_Required work_:
Read the entries below and pull out each line with the string "object".

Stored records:
───

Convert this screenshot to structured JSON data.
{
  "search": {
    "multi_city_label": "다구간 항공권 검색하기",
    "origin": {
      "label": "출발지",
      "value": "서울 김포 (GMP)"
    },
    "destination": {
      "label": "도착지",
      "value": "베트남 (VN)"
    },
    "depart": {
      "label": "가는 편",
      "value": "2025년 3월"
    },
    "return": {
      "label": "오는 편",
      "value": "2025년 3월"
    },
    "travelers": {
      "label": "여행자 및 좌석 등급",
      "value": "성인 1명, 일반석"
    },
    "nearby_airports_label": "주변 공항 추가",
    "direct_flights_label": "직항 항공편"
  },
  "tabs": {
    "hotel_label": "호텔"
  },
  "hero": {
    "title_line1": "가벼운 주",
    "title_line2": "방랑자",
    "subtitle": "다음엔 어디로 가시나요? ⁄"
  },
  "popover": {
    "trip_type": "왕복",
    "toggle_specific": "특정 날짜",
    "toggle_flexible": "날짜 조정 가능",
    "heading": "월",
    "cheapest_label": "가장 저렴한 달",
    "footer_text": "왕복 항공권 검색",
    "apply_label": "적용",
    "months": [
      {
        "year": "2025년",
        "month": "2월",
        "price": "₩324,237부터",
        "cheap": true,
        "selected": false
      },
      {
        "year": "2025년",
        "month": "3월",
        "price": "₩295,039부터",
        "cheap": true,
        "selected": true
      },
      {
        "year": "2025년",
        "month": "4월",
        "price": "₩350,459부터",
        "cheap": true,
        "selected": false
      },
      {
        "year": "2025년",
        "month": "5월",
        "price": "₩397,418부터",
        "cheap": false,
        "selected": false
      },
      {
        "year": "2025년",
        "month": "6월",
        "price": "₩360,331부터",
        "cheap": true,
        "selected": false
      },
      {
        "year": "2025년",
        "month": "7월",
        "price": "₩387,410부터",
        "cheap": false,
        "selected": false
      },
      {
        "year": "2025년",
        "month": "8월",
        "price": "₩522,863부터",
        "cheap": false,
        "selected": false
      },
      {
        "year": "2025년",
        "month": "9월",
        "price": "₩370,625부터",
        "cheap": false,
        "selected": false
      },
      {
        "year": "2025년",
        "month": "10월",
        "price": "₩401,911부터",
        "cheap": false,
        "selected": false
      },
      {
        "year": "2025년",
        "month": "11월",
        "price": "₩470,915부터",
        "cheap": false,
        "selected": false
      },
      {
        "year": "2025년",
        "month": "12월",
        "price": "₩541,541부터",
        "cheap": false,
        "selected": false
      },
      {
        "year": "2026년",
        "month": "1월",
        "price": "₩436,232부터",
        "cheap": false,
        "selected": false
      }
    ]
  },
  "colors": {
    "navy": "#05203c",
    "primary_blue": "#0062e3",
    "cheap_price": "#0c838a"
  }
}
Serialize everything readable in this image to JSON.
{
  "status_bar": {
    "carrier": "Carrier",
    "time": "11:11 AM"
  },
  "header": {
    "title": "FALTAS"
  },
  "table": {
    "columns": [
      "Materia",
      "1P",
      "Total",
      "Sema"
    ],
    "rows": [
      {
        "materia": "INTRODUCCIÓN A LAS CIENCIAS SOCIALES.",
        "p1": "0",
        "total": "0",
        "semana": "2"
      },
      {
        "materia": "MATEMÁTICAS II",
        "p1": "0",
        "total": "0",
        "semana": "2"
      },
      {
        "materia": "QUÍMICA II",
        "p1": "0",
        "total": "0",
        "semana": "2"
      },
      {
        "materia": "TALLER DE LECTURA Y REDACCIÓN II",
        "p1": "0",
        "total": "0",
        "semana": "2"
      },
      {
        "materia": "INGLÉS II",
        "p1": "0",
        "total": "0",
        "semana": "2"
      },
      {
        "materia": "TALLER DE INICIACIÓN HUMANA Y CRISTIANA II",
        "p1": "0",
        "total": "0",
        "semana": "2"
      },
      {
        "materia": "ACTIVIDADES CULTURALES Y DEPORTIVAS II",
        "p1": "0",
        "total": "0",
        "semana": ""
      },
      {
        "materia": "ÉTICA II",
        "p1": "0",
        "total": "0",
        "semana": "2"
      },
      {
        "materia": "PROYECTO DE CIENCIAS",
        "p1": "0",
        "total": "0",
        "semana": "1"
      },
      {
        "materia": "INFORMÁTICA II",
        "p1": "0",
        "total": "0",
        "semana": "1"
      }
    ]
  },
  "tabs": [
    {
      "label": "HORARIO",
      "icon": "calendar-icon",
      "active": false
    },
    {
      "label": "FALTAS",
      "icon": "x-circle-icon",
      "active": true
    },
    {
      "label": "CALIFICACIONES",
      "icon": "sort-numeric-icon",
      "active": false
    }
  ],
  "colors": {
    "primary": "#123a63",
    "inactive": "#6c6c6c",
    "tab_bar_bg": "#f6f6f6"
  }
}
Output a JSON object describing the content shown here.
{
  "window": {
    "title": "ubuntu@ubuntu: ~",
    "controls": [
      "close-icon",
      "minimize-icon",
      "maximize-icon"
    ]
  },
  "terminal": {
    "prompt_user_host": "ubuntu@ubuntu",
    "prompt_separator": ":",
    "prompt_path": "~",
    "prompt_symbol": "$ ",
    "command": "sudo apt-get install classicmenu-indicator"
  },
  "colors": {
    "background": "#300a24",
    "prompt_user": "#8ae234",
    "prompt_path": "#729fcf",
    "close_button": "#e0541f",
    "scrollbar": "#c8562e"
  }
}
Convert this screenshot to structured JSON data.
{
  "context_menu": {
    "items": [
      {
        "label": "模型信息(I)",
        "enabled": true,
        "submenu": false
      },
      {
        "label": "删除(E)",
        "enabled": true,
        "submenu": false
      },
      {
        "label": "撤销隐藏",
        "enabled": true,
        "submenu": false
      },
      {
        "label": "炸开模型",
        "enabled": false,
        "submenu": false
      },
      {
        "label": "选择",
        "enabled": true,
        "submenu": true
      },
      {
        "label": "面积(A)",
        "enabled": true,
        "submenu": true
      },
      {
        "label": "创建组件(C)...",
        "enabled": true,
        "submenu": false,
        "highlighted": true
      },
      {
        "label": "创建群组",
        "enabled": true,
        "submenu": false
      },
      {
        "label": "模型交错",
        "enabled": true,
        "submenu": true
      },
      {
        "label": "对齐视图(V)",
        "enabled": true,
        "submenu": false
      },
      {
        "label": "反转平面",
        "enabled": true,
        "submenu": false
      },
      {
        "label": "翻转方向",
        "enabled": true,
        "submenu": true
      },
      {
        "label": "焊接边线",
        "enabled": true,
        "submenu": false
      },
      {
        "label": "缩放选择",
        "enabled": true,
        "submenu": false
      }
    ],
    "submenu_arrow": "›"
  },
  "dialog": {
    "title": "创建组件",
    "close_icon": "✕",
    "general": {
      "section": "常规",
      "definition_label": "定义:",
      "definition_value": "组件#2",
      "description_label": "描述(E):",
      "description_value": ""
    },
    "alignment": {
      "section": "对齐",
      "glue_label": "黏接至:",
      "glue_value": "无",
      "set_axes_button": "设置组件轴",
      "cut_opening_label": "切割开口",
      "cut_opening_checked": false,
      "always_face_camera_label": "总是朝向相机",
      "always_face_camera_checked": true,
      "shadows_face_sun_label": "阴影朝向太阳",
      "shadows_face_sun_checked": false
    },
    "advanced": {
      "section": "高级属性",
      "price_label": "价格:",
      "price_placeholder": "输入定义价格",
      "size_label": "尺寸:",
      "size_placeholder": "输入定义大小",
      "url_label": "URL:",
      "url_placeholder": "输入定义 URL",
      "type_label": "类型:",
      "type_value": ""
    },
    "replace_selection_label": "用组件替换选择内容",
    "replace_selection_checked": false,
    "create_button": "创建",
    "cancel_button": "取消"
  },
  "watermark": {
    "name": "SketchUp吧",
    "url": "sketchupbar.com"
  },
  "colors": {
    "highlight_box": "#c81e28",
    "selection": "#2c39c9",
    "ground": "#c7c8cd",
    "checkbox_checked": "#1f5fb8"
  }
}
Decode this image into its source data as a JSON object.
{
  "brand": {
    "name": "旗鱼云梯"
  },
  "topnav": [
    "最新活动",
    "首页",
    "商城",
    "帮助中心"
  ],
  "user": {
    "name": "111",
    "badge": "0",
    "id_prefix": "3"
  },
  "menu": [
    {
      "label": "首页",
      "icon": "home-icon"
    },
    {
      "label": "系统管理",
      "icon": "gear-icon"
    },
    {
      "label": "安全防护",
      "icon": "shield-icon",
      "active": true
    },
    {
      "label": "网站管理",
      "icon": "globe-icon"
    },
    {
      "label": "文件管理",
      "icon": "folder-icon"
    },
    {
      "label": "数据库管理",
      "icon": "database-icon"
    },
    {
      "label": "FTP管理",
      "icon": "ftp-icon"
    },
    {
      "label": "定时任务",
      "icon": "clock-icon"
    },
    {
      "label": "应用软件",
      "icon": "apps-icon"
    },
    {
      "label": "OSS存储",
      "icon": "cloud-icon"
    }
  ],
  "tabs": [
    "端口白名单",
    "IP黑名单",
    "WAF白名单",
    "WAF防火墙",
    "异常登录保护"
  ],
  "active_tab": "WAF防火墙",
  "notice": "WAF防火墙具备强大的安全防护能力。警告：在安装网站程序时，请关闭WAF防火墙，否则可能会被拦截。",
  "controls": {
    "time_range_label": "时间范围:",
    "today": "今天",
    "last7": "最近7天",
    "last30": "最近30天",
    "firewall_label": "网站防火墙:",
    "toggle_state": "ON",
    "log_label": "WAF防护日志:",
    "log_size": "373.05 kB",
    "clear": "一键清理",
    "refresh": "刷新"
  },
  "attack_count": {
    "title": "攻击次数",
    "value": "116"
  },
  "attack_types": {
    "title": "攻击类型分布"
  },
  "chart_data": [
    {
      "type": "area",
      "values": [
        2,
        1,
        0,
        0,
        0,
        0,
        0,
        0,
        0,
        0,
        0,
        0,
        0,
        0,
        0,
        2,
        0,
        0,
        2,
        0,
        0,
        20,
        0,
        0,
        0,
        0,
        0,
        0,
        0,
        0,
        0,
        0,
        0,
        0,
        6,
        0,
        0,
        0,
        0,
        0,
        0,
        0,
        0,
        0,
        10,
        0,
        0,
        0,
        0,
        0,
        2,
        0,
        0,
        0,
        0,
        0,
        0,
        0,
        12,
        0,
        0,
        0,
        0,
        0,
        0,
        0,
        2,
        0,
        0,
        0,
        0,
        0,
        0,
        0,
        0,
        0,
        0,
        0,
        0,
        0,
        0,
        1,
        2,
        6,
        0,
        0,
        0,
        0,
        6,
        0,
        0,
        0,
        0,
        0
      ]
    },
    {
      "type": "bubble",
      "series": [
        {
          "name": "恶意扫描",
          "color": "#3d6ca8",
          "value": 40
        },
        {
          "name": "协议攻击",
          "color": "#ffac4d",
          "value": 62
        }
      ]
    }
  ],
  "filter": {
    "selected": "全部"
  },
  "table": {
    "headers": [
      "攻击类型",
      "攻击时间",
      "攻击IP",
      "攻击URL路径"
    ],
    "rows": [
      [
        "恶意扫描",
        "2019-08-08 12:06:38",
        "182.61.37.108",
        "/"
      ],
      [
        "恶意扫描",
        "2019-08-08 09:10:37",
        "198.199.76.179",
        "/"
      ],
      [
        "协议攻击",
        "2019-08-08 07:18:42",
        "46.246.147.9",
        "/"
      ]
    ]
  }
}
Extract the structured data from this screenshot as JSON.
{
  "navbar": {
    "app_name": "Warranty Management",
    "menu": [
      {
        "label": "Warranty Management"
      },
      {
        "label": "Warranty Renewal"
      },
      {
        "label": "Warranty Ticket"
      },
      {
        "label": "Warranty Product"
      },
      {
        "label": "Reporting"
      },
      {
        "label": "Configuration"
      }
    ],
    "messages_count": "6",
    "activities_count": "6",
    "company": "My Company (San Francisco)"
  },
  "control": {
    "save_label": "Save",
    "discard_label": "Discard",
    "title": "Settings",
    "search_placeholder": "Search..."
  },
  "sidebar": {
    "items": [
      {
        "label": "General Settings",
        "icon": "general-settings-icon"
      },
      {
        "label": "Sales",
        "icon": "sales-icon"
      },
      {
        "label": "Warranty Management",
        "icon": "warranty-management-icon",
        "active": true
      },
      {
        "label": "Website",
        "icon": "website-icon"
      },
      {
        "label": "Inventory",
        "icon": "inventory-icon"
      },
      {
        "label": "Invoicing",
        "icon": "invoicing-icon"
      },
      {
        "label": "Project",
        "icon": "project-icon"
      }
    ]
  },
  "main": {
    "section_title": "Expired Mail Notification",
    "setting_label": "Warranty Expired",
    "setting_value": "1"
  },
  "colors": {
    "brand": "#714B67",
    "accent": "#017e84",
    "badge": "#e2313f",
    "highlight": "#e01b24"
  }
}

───

_Answer_:
Output a JSON object describing the content shown here.
Decode this image into its source data as a JSON object.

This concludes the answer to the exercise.